Your assignment - Go through the data and copy every line in which "heading" appears.

*** Begin section ***

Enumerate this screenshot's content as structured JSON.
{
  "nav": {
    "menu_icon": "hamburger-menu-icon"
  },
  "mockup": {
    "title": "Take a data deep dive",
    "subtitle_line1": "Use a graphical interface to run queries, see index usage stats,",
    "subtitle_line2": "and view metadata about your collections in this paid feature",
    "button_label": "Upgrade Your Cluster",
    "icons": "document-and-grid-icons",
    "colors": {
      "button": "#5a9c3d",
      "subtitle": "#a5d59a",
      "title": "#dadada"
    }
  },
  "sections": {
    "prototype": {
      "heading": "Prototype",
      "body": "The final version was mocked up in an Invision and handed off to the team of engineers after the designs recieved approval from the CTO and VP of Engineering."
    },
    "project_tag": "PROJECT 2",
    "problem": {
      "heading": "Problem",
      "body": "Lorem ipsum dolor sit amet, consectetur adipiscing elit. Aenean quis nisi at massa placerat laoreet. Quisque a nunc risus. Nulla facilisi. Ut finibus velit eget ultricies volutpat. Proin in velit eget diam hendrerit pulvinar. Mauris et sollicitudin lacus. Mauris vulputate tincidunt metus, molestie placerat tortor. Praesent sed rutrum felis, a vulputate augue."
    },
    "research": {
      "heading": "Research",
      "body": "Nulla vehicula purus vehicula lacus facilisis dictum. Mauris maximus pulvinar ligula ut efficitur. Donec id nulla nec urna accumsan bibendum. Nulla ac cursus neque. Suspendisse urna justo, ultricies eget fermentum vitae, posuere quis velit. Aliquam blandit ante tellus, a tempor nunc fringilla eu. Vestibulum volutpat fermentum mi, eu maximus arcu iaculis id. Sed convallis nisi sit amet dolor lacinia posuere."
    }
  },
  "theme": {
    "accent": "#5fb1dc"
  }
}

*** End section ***

Task answer -
      "heading": "Prototype",
      "heading": "Problem",
      "heading": "Research",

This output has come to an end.